This Woman Says She Suffered a Stroke from Doing Yoga
In 2017, yogi Rebecca Leigh found out she had torn an artery and suffered a stroke after practicing hollowback handstands. Today, she's still dealing with chronic pain as a result of the stroke.
When it comes to yoga, pulling a muscle isn't the worst-case scenario. Back in 2017, a Maryland woman found out that she had suffered a stroke after doing an advanced pose in her yoga practice. Today, she's still dealing with health issues as a result.
Rebecca Leigh mostly populates her Instagram feed with yoga photos, but two years ago, she posted a photo of herself in a hospital bed. "5 days ago I had a stroke," Leigh wrote in her caption. "I am of the 2% of people who have a stroke due to something called 'carotid artery dissection.'" After experiencing vision issues, numbness, and head and neck pain, she went to the ER, where an MRI revealed that she'd had a stroke, Leigh wrote. A subsequent CT scan showed that she'd torn her right carotid artery, which allowed a blood clot to go to her brain, she explained. She ended her post with a word of warning: "Yoga will still be part of my everyday life. But the days of crazy headstands or inversions are over. No pose or picture is worth what I have been going through."
Leigh has since returned to yoga, but her story is currently drawing media attention. She told South West News Service that she spent weeks in constant pain and still deals with symptoms, per Fox News. "I know that I will never be where I was before 100 percent," she told the news service.(Related: This Woman Fell Into a River After Attempting an Instagram-Worthy Yoga Pose)

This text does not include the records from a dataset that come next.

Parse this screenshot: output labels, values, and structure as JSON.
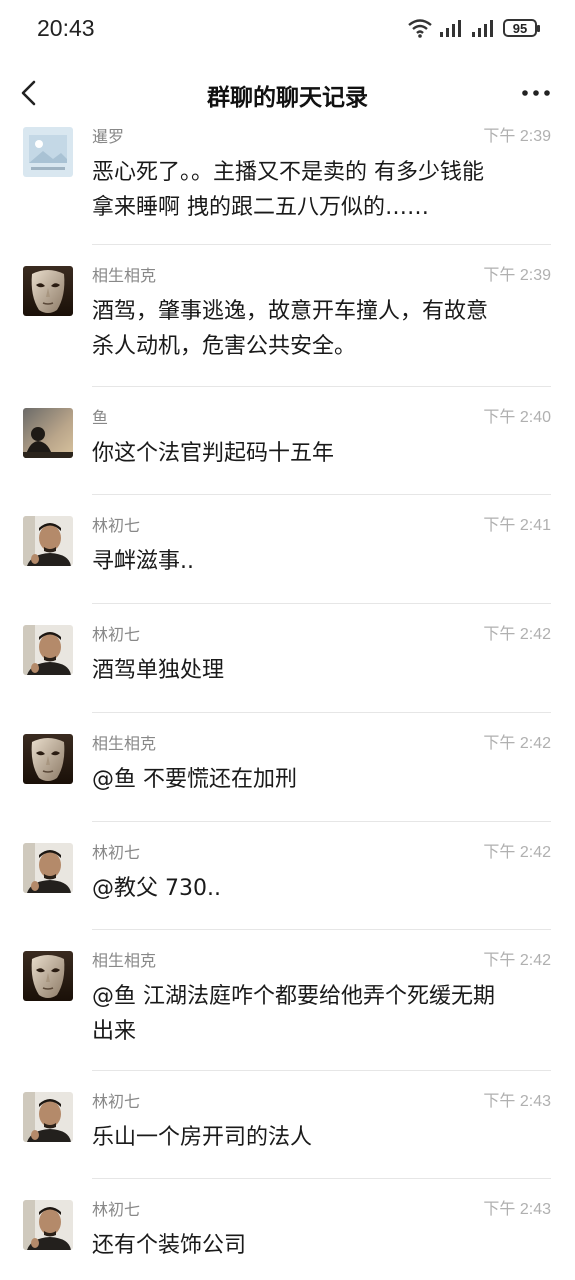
{
  "status_bar": {
    "time": "20:43",
    "battery": "95"
  },
  "nav": {
    "title": "群聊的聊天记录"
  },
  "messages": [
    {
      "sender": "暹罗",
      "time": "下午 2:39",
      "text": "恶心死了。。主播又不是卖的 有多少钱能\n拿来睡啊 拽的跟二五八万似的……",
      "avatar": "picture-avatar"
    },
    {
      "sender": "相生相克",
      "time": "下午 2:39",
      "text": "酒驾，肇事逃逸，故意开车撞人，有故意\n杀人动机，危害公共安全。",
      "avatar": "mask-avatar"
    },
    {
      "sender": "鱼",
      "time": "下午 2:40",
      "text": "你这个法官判起码十五年",
      "avatar": "silhouette-avatar"
    },
    {
      "sender": "林初七",
      "time": "下午 2:41",
      "text": "寻衅滋事..",
      "avatar": "man-avatar"
    },
    {
      "sender": "林初七",
      "time": "下午 2:42",
      "text": "酒驾单独处理",
      "avatar": "man-avatar"
    },
    {
      "sender": "相生相克",
      "time": "下午 2:42",
      "text": "@鱼 不要慌还在加刑",
      "avatar": "mask-avatar"
    },
    {
      "sender": "林初七",
      "time": "下午 2:42",
      "text": "@教父 730..",
      "avatar": "man-avatar"
    },
    {
      "sender": "相生相克",
      "time": "下午 2:42",
      "text": "@鱼 江湖法庭咋个都要给他弄个死缓无期\n出来",
      "avatar": "mask-avatar"
    },
    {
      "sender": "林初七",
      "time": "下午 2:43",
      "text": "乐山一个房开司的法人",
      "avatar": "man-avatar"
    },
    {
      "sender": "林初七",
      "time": "下午 2:43",
      "text": "还有个装饰公司",
      "avatar": "man-avatar"
    }
  ]
}
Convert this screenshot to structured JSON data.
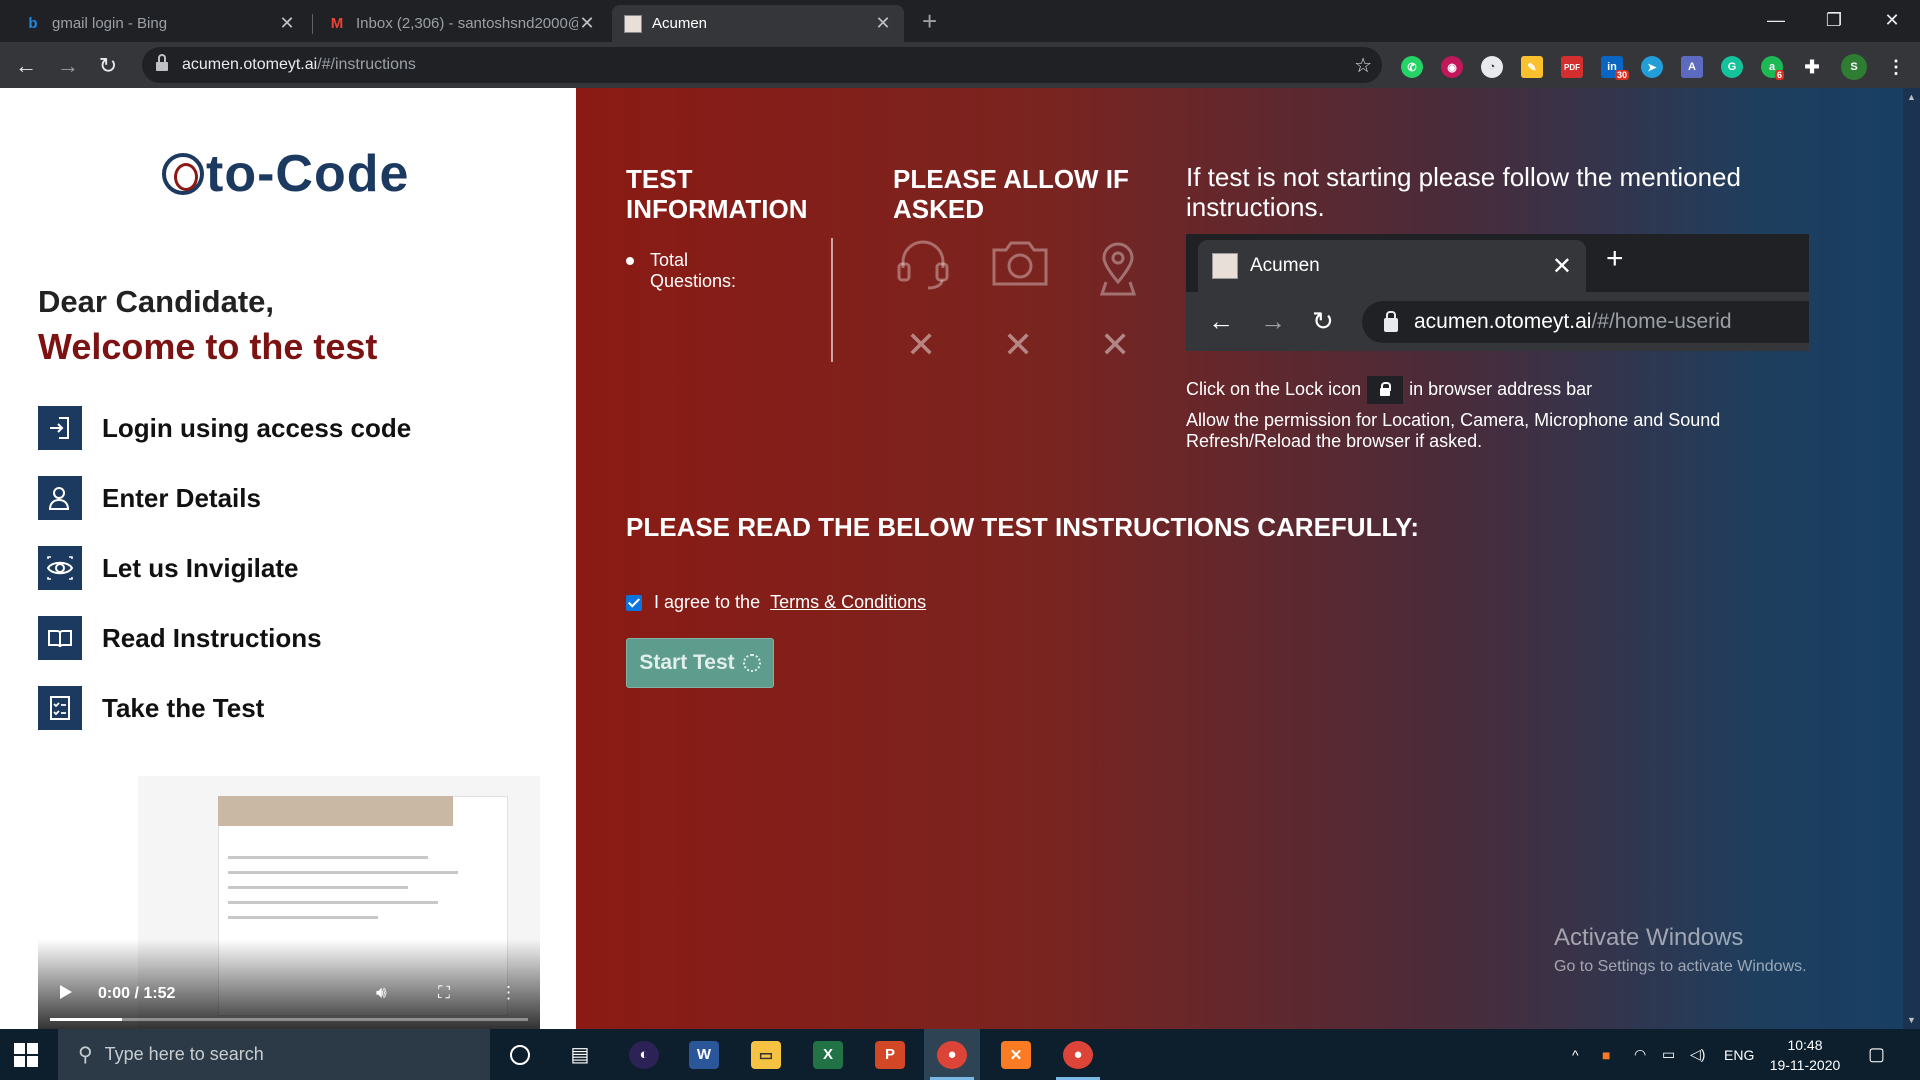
{
  "browser": {
    "tabs": [
      {
        "title": "gmail login - Bing",
        "close": "✕"
      },
      {
        "title": "Inbox (2,306) - santoshsnd2000@",
        "close": "✕"
      },
      {
        "title": "Acumen",
        "close": "✕"
      }
    ],
    "url_host": "acumen.otomeyt.ai",
    "url_path": "/#/instructions"
  },
  "left": {
    "logo_text": "to-Code",
    "greeting": "Dear Candidate,",
    "welcome": "Welcome to the test",
    "steps": [
      {
        "label": "Login using access code",
        "icon": "login-icon"
      },
      {
        "label": "Enter Details",
        "icon": "user-icon"
      },
      {
        "label": "Let us Invigilate",
        "icon": "eye-icon"
      },
      {
        "label": "Read Instructions",
        "icon": "book-icon"
      },
      {
        "label": "Take the Test",
        "icon": "checklist-icon"
      }
    ],
    "video": {
      "time": "0:00 / 1:52",
      "progress": 0.0
    }
  },
  "right": {
    "test_info_title": "TEST INFORMATION",
    "total_questions_label": "Total Questions:",
    "allow_title": "PLEASE ALLOW IF ASKED",
    "permissions": [
      "headset-icon",
      "camera-icon",
      "location-icon"
    ],
    "instructions_title": "If test is not starting please follow the mentioned instructions.",
    "mock_tab_title": "Acumen",
    "mock_url_host": "acumen.otomeyt.ai",
    "mock_url_path": "/#/home-userid",
    "lock_note_before": "Click on the Lock icon",
    "lock_note_after": "in browser address bar",
    "permission_note_1": "Allow the permission for Location, Camera, Microphone and Sound",
    "permission_note_2": "Refresh/Reload the browser if asked.",
    "read_title": "PLEASE READ THE BELOW TEST INSTRUCTIONS CAREFULLY:",
    "agree_text": "I agree to the",
    "terms_link": "Terms & Conditions",
    "agree_checked": true,
    "start_button": "Start Test"
  },
  "watermark": {
    "line1": "Activate Windows",
    "line2": "Go to Settings to activate Windows."
  },
  "taskbar": {
    "search_placeholder": "Type here to search",
    "lang": "ENG",
    "time": "10:48",
    "date": "19-11-2020"
  }
}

The Insta-worthy pose that Leigh had been practicing was a hollowback handstand, according to Fox News. The super-advanced pose involves hyperextending your back while in a handstand so that your legs line up behind your head.
So can a yoga pose actually cause a stroke? "Certainly the pose that she was in related to why she had the injury, but I think it would definitely be considered a freak occurrence," says Erich Anderer, M.D., chief of neurosurgery at NYU Langone Health. Artery dissections like Leigh's are rare, he explains, and they can happen for many reasons outside of yoga, usually relating to some form of trauma. "I've seen it in dancers, athletes, and football players. I've even seen it in someone picking up a suitcase." If you have a condition that predisposes you to a dissection, like high blood pressure or a genetic disease that makes you very flexible (such as Ehlers–Danlos syndrome), you should be especially careful while practicing yoga, notes Dr. Anderer. (Related: I Was a Healthy 26-Year-Old When I Suffered a Brain Stem Stroke with No Warning)
In general, proper alignment is crucial when practicing inverted yoga poses. "Inversions are not something to play around with if you're not with somebody who really knows what they're doing," says Heidi Kristoffer, yogi, and creator of CrossFlowX. Properly warming up beforehand, keeping your core engaged throughout, and possessing adequate upper-body strength are all key, explains Kristoffer. And hollowbacks are even more advanced than straight headstands and handstands. "Particularly in the hollowback handstand, part of the issue is that some people end up looking toward the floor, which ends up extending your neck unnaturally, and you probably should be looking a little more straight ahead so at least your neck is neutral," says Dr. Anderer. While it feels scarier to look at the wall behind you in a handstand, doing so protects your neck. (Related: Yoga for Beginners: A Guide to the Different Types of Yoga)
It's certainly rare to suffer a stroke as a result of a yoga pose, but honoring your limits during your practice lowers the risk of injuries, both major and minor, says Kristoffer. "You need to take your class with an experienced yoga instructor and not just look at an Instagram picture and just replicate it," she explains. "You don't know how many hours and decades that person has been prepping for it at this point."